- **Work to be completed**:
Find every line below that contains the word "instructor" and copy it out.
####################
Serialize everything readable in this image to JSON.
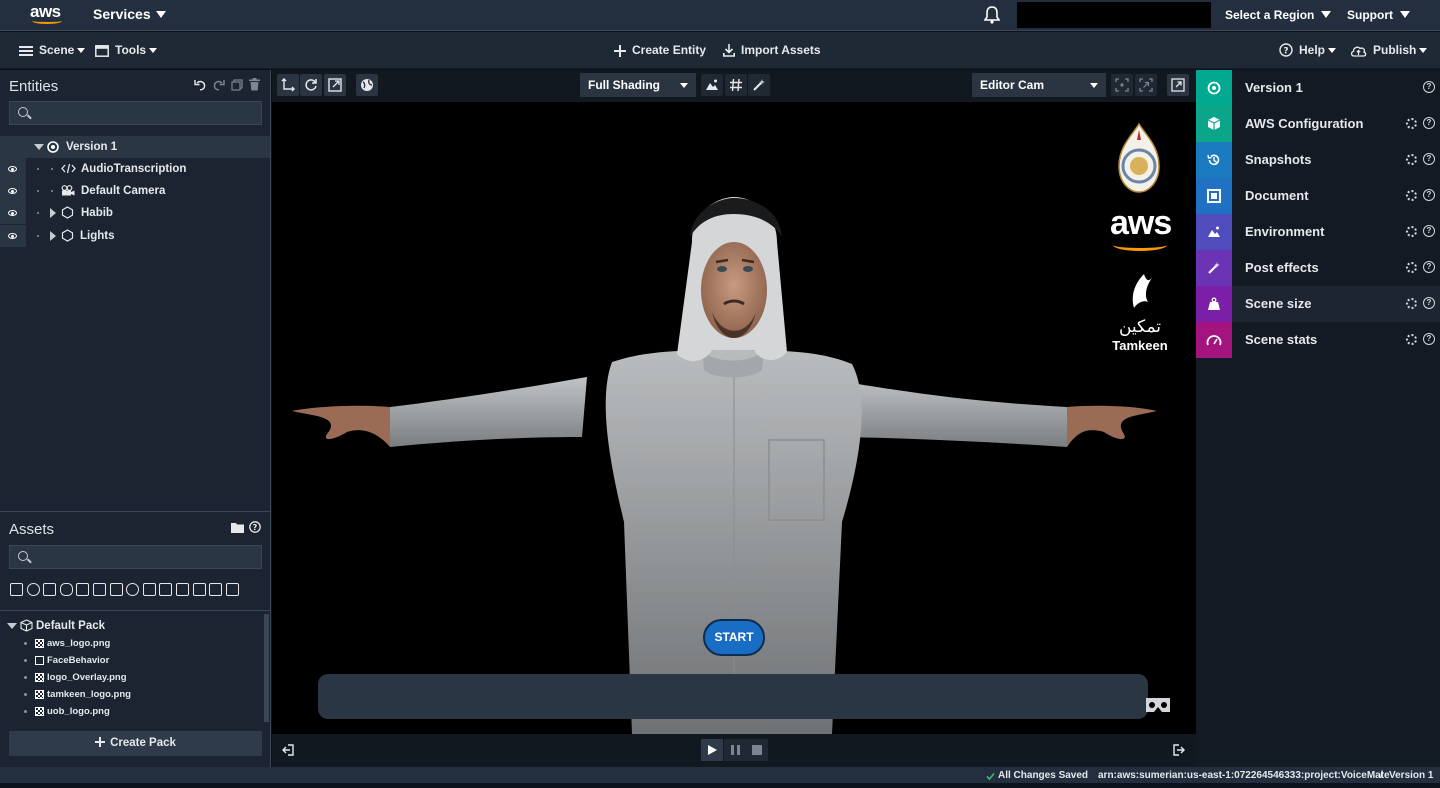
{
  "topbar": {
    "brand": "aws",
    "services_label": "Services",
    "region_label": "Select a Region",
    "support_label": "Support"
  },
  "menubar": {
    "scene_label": "Scene",
    "tools_label": "Tools",
    "create_entity_label": "Create Entity",
    "import_assets_label": "Import Assets",
    "help_label": "Help",
    "publish_label": "Publish"
  },
  "entities": {
    "title": "Entities",
    "search_placeholder": "",
    "root": "Version 1",
    "items": [
      {
        "label": "AudioTranscription",
        "icon": "script-icon"
      },
      {
        "label": "Default Camera",
        "icon": "camera-icon"
      },
      {
        "label": "Habib",
        "icon": "hexagon-icon"
      },
      {
        "label": "Lights",
        "icon": "hexagon-icon"
      }
    ]
  },
  "assets": {
    "title": "Assets",
    "search_placeholder": "",
    "pack": "Default Pack",
    "files": [
      "aws_logo.png",
      "FaceBehavior",
      "logo_Overlay.png",
      "tamkeen_logo.png",
      "uob_logo.png"
    ],
    "create_pack_label": "Create Pack"
  },
  "viewport": {
    "shading": "Full Shading",
    "camera": "Editor Cam",
    "start_label": "START",
    "logo_aws": "aws",
    "logo_tamkeen_ar": "تمكين",
    "logo_tamkeen_en": "Tamkeen"
  },
  "rightpanel": {
    "items": [
      {
        "label": "Version 1",
        "color": "#00a98f",
        "icon": "version-icon"
      },
      {
        "label": "AWS Configuration",
        "color": "#0ba68a",
        "icon": "box-icon"
      },
      {
        "label": "Snapshots",
        "color": "#1a7bc0",
        "icon": "history-icon"
      },
      {
        "label": "Document",
        "color": "#2071c4",
        "icon": "document-icon"
      },
      {
        "label": "Environment",
        "color": "#4f4dbd",
        "icon": "mountain-icon"
      },
      {
        "label": "Post effects",
        "color": "#6a34b5",
        "icon": "magic-wand-icon"
      },
      {
        "label": "Scene size",
        "color": "#7c1fa8",
        "icon": "weight-icon"
      },
      {
        "label": "Scene stats",
        "color": "#a3147e",
        "icon": "gauge-icon"
      }
    ]
  },
  "statusbar": {
    "saved": "All Changes Saved",
    "arn": "arn:aws:sumerian:us-east-1:072264546333:project:VoiceMate",
    "separator": "/",
    "version": "Version 1"
  }
}
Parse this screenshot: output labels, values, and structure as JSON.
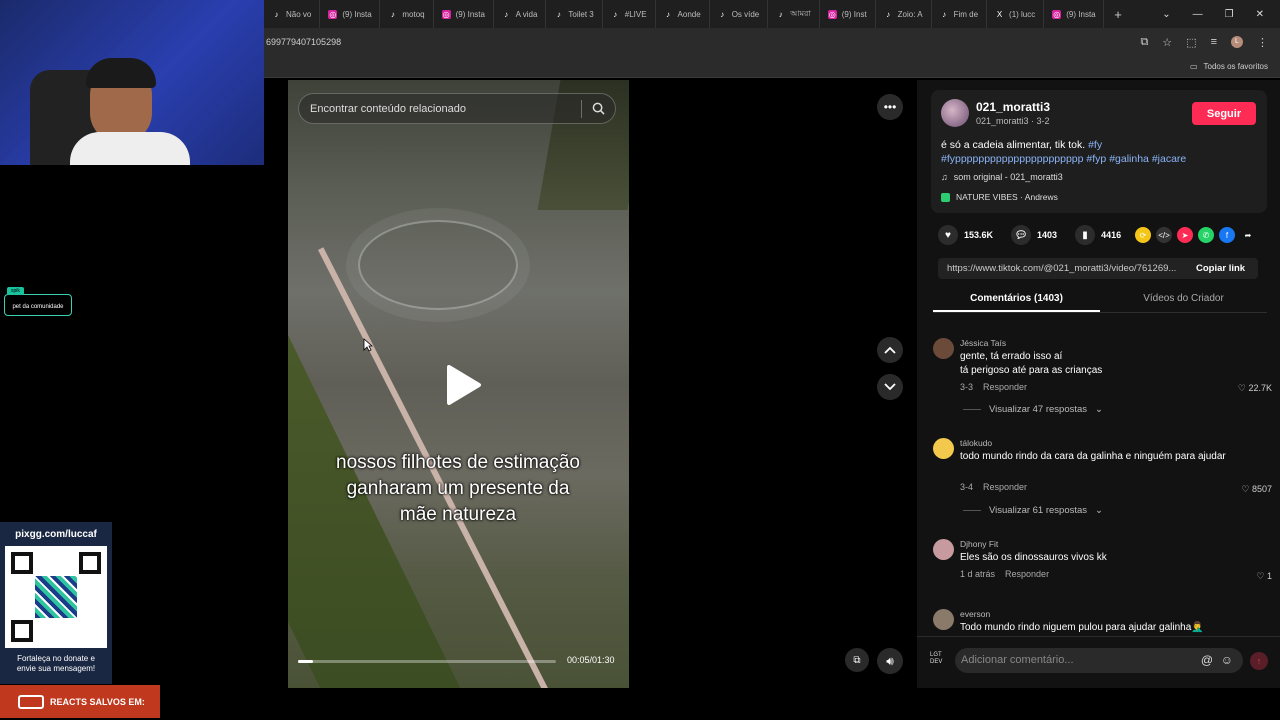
{
  "browser": {
    "tabs": [
      {
        "label": "Não vo",
        "icon": "tiktok-icon"
      },
      {
        "label": "(9) Insta",
        "icon": "instagram-icon"
      },
      {
        "label": "motoq",
        "icon": "tiktok-icon"
      },
      {
        "label": "(9) Insta",
        "icon": "instagram-icon"
      },
      {
        "label": "A vida",
        "icon": "tiktok-icon"
      },
      {
        "label": "Toilet 3",
        "icon": "tiktok-icon"
      },
      {
        "label": "#LIVE",
        "icon": "tiktok-icon"
      },
      {
        "label": "Aonde",
        "icon": "tiktok-icon"
      },
      {
        "label": "Os víde",
        "icon": "tiktok-icon"
      },
      {
        "label": "আমরা",
        "icon": "tiktok-icon"
      },
      {
        "label": "(9) Inst",
        "icon": "instagram-icon"
      },
      {
        "label": "Zoio: A",
        "icon": "tiktok-icon"
      },
      {
        "label": "Fim de",
        "icon": "tiktok-icon"
      },
      {
        "label": "(1) lucc",
        "icon": "x-icon"
      },
      {
        "label": "(9) Insta",
        "icon": "instagram-icon"
      }
    ],
    "url": "699779407105298",
    "bookmarks_label": "Todos os favoritos",
    "profile_initial": "L"
  },
  "overlay": {
    "pet_tag": "spik",
    "pet_label": "pet da comunidade",
    "donate_title": "pixgg.com/luccaf",
    "donate_message_1": "Fortaleça no donate e",
    "donate_message_2": "envie sua mensagem!",
    "reacts_label": "REACTS SALVOS EM:"
  },
  "video": {
    "search_placeholder": "Encontrar conteúdo relacionado",
    "caption_line1": "nossos filhotes de estimação",
    "caption_line2": "ganharam um presente da",
    "caption_line3": "mãe natureza",
    "time": "00:05/01:30",
    "progress": 0.06
  },
  "post": {
    "username": "021_moratti3",
    "subline": "021_moratti3 · 3-2",
    "follow_label": "Seguir",
    "description": "é só a cadeia alimentar, tik tok.",
    "tags": [
      "#fy",
      "#fypppppppppppppppppppppp",
      "#fyp",
      "#galinha",
      "#jacare"
    ],
    "music": "som original - 021_moratti3",
    "nature": "NATURE VIBES · Andrews",
    "likes": "153.6K",
    "comments": "1403",
    "saves": "4416",
    "link": "https://www.tiktok.com/@021_moratti3/video/761269...",
    "copy_label": "Copiar link",
    "tab_comments": "Comentários (1403)",
    "tab_creator": "Vídeos do Criador"
  },
  "comments": [
    {
      "name": "Jéssica Taís",
      "text": "gente, tá errado isso aí\ntá perigoso até para as crianças",
      "date": "3-3",
      "reply": "Responder",
      "likes": "22.7K",
      "replies": "Visualizar 47 respostas"
    },
    {
      "name": "tálokudo",
      "text": "todo mundo rindo da cara da galinha e ninguém para ajudar",
      "date": "3-4",
      "reply": "Responder",
      "likes": "8507",
      "replies": "Visualizar 61 respostas"
    },
    {
      "name": "Djhony Fit",
      "text": "Eles são os dinossauros vivos kk",
      "date": "1 d atrás",
      "reply": "Responder",
      "likes": "1"
    },
    {
      "name": "everson",
      "text": "Todo mundo rindo niguem pulou para ajudar galinha🤦‍♂️"
    }
  ],
  "input": {
    "placeholder": "Adicionar comentário...",
    "logo_text": "LGT DEV"
  },
  "colors": {
    "accent": "#fe2c55",
    "tag": "#8ab4f8"
  }
}
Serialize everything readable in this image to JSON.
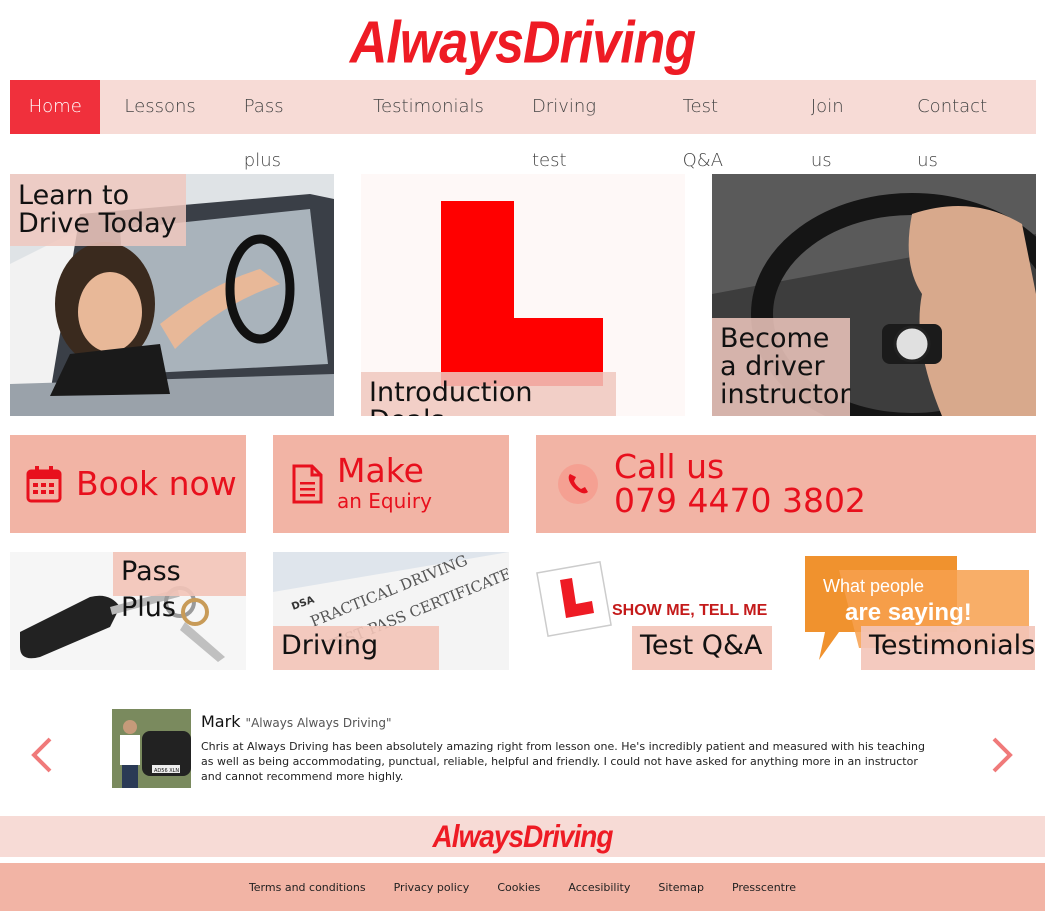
{
  "logo": {
    "text": "AlwaysDriving"
  },
  "nav": {
    "items": [
      {
        "label": "Home"
      },
      {
        "label": "Lessons"
      },
      {
        "label": "Pass plus"
      },
      {
        "label": "Testimonials"
      },
      {
        "label": "Driving test"
      },
      {
        "label": "Test Q&A"
      },
      {
        "label": "Join us"
      },
      {
        "label": "Contact us"
      }
    ]
  },
  "hero": {
    "learn": {
      "line1": "Learn to",
      "line2": "Drive Today"
    },
    "intro": {
      "caption": "Introduction Deals"
    },
    "instructor": {
      "line1": "Become",
      "line2": "a driver",
      "line3": "instructor"
    }
  },
  "cta": {
    "book": {
      "label": "Book now"
    },
    "enquiry": {
      "title": "Make",
      "sub": "an Equiry"
    },
    "call": {
      "title": "Call us",
      "phone": "079 4470 3802"
    }
  },
  "features": {
    "passplus": {
      "caption": "Pass Plus",
      "tag": ""
    },
    "drivingtest": {
      "caption": "Driving Test",
      "cert_line1": "PRACTICAL DRIVING",
      "cert_line2": "TEST PASS CERTIFICATE",
      "dsa": "DSA"
    },
    "testqa": {
      "caption": "Test Q&A",
      "banner": "SHOW ME, TELL ME"
    },
    "testimonials": {
      "caption": "Testimonials",
      "bubble1": "What people",
      "bubble2": "are saying!"
    }
  },
  "testimonial": {
    "name": "Mark",
    "org": "\"Always Always Driving\"",
    "body": "Chris at Always Driving has been absolutely amazing right from lesson one. He's incredibly patient and measured with his teaching as well as being accommodating, punctual, reliable, helpful and friendly. I could not have asked for anything more in an instructor and cannot recommend more highly.",
    "plate": "AD56 XLN"
  },
  "footer": {
    "logo": "AlwaysDriving",
    "links": [
      {
        "label": "Terms and conditions"
      },
      {
        "label": "Privacy policy"
      },
      {
        "label": "Cookies"
      },
      {
        "label": "Accesibility"
      },
      {
        "label": "Sitemap"
      },
      {
        "label": "Presscentre"
      }
    ]
  },
  "colors": {
    "brand": "#ee1b24",
    "nav_bg": "#f7dbd6",
    "cta_bg": "#f2b4a5",
    "active": "#f0303c"
  }
}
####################
- **Written reply**:
    "instructor": {
      "line3": "instructor"
    "body": "Chris at Always Driving has been absolutely amazing right from lesson one. He's incredibly patient and measured with his teaching as well as being accommodating, punctual, reliable, helpful and friendly. I could not have asked for anything more in an instructor and cannot recommend more highly.",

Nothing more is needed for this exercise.